He then scored three goals in the six-game Stanley Cup Final against the Boston Bruins, including two in Game 5, one of which was the winner.
"You're always looking to do more when it's not going into the net, but [I'm] just trying to get the shots through, get them on net and see what happens," Kane said.
2. Ride the shutdown pairs
Ryan Suter might play 30 or more minutes against Canada on Friday. In fact, if the game is close throughout it would be surprising if Suter's minutes don't climb north of that. He played 29:56 against Russia.
Bylsma has the last-change advantage as the home team and he absolutely should use it to get Suter and his defense partner, Ryan McDonagh, on the ice as much as he can.
He called Suter the best player on the ice following the 5-2 quarterfinal win against the Czechs.
"He was absolutely great in the game defensively first and foremost," Bylsma said. "He dealt with their speed, dealt with their skill, dealt with their size. He was great defensively and moved the puck forward, and in the offensive zone he was equally as good. This was easily his best game of the tournament to this point in time and came up absolutely huge for us."
Suter and McDonagh, who has impressed the coaches with his skating and his smarts despite playing on his off side, should see plenty of Crosby's line and a lot of Getzlaf's line too. Those are two completely different lines, so the challenge becomes that much greater. Crosby's line is built to attack with speed and grit; Getzlaf's line is built to attack with brute force.
Brooks Orpik and Paul Martin make up the Americans' second shutdown pair. Beyond that, the depth of the U.S. defense, while it has been impressive so far in the tournament, doesn't match up against the depth of Canada's forwards.
That's why Suter likely will play half the game.
3. Make sure Backes finds Crosby

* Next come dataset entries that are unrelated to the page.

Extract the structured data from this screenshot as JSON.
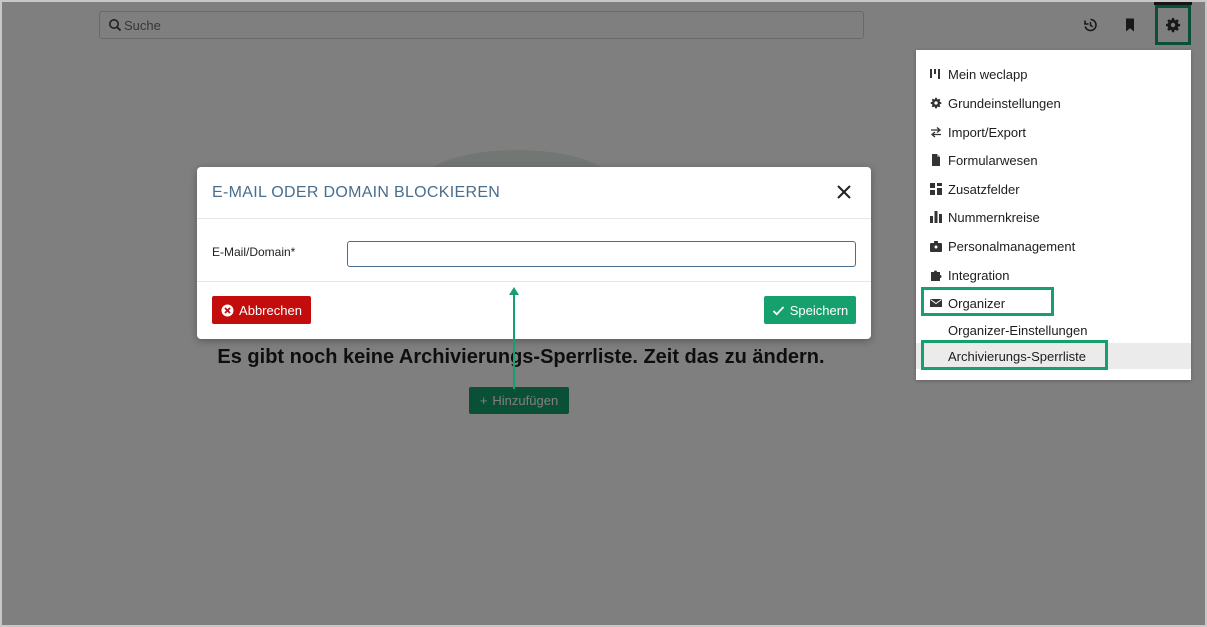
{
  "search": {
    "placeholder": "Suche"
  },
  "page": {
    "empty_message": "Es gibt noch keine Archivierungs-Sperrliste. Zeit das zu ändern.",
    "add_button": "Hinzufügen"
  },
  "modal": {
    "title": "E-MAIL ODER DOMAIN BLOCKIEREN",
    "field_label": "E-Mail/Domain*",
    "field_value": "",
    "cancel_label": "Abbrechen",
    "save_label": "Speichern"
  },
  "menu": {
    "items": [
      {
        "label": "Mein weclapp",
        "icon": "dashboard-icon"
      },
      {
        "label": "Grundeinstellungen",
        "icon": "gear-icon"
      },
      {
        "label": "Import/Export",
        "icon": "arrows-icon"
      },
      {
        "label": "Formularwesen",
        "icon": "document-icon"
      },
      {
        "label": "Zusatzfelder",
        "icon": "grid-icon"
      },
      {
        "label": "Nummernkreise",
        "icon": "bar-chart-icon"
      },
      {
        "label": "Personalmanagement",
        "icon": "id-badge-icon"
      },
      {
        "label": "Integration",
        "icon": "puzzle-icon"
      },
      {
        "label": "Organizer",
        "icon": "envelope-icon"
      }
    ],
    "sub_items": [
      {
        "label": "Organizer-Einstellungen"
      },
      {
        "label": "Archivierungs-Sperrliste"
      }
    ]
  },
  "colors": {
    "accent": "#15a06e",
    "danger": "#c30d0d",
    "title": "#4a6d8c"
  }
}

Once again, the last-change advantage should come into play as Bylsma tries to match forwards against the lines featuring Crosby, Bergeron and Kunitz as well as Getzlaf, Benn and Perry.
We're not including Canada's third and fourth lines in this equation because the Americans will likely have to go straight up against those. They have the ability to do it, especially with two of the NHL's best defensive forwards centering their top two lines in Joe Pavelski and Ryan Kesler.
However, Backes' line, including wings Ryan Callahan and Dustin Brown, is playing with so much abrasiveness in the tournament. Moreover, they're finding the back of the net.
Backes scored and assisted on Brown's goal in the win over the Czechs and the line has combined for five goals and three assists. The International Ice Hockey Federation doesn't keep blocked shots as an individual statistic, but Callahan has thrown himself into a lot of howitzers, especially from the Russian tandem of Alex Ovechkin and Ilya Kovalchuk.
Bylsma hinted he would try to get Backes' line on the ice against Crosby when he met with the media Thursday, but he threw in a caveat.
"Going into games in the NHL, you can look at a matchup of a top line, a Crosby line versus a Backes line," he said. "But in this game, with the depth of the Canadians from top to bottom on their four lines, I don't think you can go straight matchup, one guy against one guy.
"We're certainly going to have David Backes out there in key situations, and some of those will be against Sidney Crosby."
The more the better, because Crosby, as the Americans know, is the most feared offensive forward on Canada's roster, even if he doesn't have a goal in the tournament. He only scored one goal going into the gold-medal game four years ago, but his overtime winner is all that anybody remembers on both sides of the 49th parallel.